Eight months after its abortive launch at the MidemNet conference in Cannes, Qtrax is back on course according to New York-based CEO and chairman Allan Klepfisz.

During the demonstration of Qtrax - a free, ad-funded "legal" hybrid P2P service - at Berlin's Popkomm music conference, the only hitch was a slow connection to the site. In January, the service was thrown into confusion when a high-profile launch was stopped when the majors suddenly made clear that Qtrax was not authorized to distribute their content after all.

At Popkomm, Klepfisz confirmed that Universal Music Group and EMI Music Group are on board - both majors announced the deals in June - and their music can be downloaded from the site in the U.S. only.

Klepfisz was one of the speakers at Popkomm's "P2P & Music Conference," organized by the U.S.-based Distributed Computing Industry Association. "Peer-to-peer remains a dirty word to some people in the music industry," said Klepfisz.

But there was undoubtedly more industry acceptance in the room about the need to somehow monetize P2P users rather than sue them. RightsFlow CEO and president Patrick Sullivan worked on the legal case against Napster for the National Music Publishers' Association several years ago, but now wants engagement. "It's really back to the consumers and what consumers want," he said. "It shouldn't be an industry dictated by attorneys."

Klepfisz demonstrated Qtrax's added social network features: it incorporates a browser and users can share playlists and get recommendations. He told Billboard.biz that the U.S. launch in mid-June was deliberately low-key, but it will roll out properly and include other territories.

"They [U.S. customers] can use the service as we speak," he said. "We haven't publicized that, we won't be doing that until we have a broader selection of content available. But they can be using the service today and be happily downloading Universal and EMI music."

He declined to give dates for the service launching in the U.K. and Europe, but it's understood that licensing arrangements could be agreed in the fourth quarter.

Klepfisz said: "We've probably spoken too early on prior occasions, let's have everything in place we want in place and then we'll make a loud noise about it."

He added: "The licensing process is a very long process, we thought it was necessary to dedicate ourselves to never allowing a single song to be downloaded or played that wasn't licensed.

"That meant that we had some unfortunate incidents in trying to get to the point where it could all be licensed, but we are confident that in the end we will have the sort of licensing we require to have a very viable service."

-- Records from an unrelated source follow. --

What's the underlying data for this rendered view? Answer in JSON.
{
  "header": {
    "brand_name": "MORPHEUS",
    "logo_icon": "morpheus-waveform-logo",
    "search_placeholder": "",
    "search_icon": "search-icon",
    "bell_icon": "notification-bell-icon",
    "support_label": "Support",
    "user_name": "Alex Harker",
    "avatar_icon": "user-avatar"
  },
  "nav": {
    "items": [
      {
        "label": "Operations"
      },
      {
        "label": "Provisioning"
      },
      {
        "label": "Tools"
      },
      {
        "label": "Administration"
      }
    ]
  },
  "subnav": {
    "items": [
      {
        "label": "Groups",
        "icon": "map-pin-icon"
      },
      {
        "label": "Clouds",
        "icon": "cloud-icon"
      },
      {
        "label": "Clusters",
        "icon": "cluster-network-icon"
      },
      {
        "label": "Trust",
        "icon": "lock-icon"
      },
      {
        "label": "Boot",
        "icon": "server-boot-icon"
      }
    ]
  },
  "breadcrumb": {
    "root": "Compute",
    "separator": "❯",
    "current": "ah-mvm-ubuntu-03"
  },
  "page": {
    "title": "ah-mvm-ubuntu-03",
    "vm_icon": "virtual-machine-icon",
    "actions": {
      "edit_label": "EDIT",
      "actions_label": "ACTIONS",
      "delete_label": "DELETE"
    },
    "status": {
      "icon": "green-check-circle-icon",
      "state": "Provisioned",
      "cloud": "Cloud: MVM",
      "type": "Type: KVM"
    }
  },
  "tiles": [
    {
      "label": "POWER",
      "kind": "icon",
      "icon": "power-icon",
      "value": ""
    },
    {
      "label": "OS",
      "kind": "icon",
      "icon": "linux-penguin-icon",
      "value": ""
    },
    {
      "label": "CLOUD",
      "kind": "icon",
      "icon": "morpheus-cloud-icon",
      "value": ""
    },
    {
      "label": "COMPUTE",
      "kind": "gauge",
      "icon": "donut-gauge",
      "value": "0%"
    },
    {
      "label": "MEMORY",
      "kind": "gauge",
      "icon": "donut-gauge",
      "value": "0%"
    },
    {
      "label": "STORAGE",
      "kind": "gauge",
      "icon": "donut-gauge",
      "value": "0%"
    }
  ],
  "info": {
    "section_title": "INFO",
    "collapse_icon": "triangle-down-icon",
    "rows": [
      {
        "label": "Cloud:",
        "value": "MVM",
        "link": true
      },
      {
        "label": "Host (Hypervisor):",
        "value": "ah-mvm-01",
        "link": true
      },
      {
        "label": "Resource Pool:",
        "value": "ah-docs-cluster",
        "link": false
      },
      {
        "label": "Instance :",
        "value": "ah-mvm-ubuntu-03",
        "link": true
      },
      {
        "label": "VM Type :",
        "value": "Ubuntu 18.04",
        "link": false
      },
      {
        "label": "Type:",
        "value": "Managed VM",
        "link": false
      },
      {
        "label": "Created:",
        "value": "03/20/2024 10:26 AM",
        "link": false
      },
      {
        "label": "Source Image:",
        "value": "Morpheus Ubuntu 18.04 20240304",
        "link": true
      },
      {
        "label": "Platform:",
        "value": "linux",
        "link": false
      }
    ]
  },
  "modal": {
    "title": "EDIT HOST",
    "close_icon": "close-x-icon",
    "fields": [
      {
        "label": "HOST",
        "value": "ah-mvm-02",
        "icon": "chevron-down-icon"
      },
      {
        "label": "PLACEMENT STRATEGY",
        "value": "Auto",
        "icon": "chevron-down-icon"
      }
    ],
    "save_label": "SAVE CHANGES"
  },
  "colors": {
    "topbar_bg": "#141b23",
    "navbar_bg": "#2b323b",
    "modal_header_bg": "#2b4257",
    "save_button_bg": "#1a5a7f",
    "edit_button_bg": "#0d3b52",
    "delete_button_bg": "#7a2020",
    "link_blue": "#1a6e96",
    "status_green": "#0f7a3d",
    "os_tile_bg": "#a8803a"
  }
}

He declined to comment on whether the majors would have equity in Qtrax. "I shouldn't speak about private arrangements, but our view is that we want our partners to be very fully involved, that refers to major partners, indie partners, all partners," he said.

"I think it's important that people just recognize that it's important to have an ad-supported service that has a very good chance of being viable, and provides the consumer with something that's really high quality."

During the "P2P & Music Conference," Madrid-based MP2P Technologies was awarded the 2008 DCIA Pioneer's Award.

"With the release of Blubster 3.0, P2P meshes with Web 2.0 to take the discovery of music to a whole new level,” said CEO and developer Pablo Soto in a statement. “We are honored and grateful to celebrate its release while simultaneously receiving this award from the DCIA, an organization devoted to propelling P2P to new heights."

Elsewhere, in a lively A&R debate hosted by Billboard International Bureau Chief Mark Sutherland, indies and majors clashed over who was to blame for the decline in traditional artist development.

"The majors don't put [enough] money into research," claimed Rene Rennefeld of independent German production house and artist development company Lautstark Music. "When I worked for a major they gave me a budget to develop acts -- a lot didn't work, but a lot did and we didn't spend so much money."

"Artist development shifted out of the majors a long time ago," agreed Marcus Bunte, A&R manager for German publisher Wintrup Music. "Now it's done by smaller companies or publishers or management companies or Internet companies."

But Jaro Slavik, in charge of business development in Eastern Europe for Warner Music, hit back: "We are spending on A&R. We are forced to, because we know it's the only way to survive. Breaking a new artist internationally is the biggest challenge we have."

Popkomm ends today (Oct. 10) after three days of trade fair, industry conference and a live program featuring over 400 artists.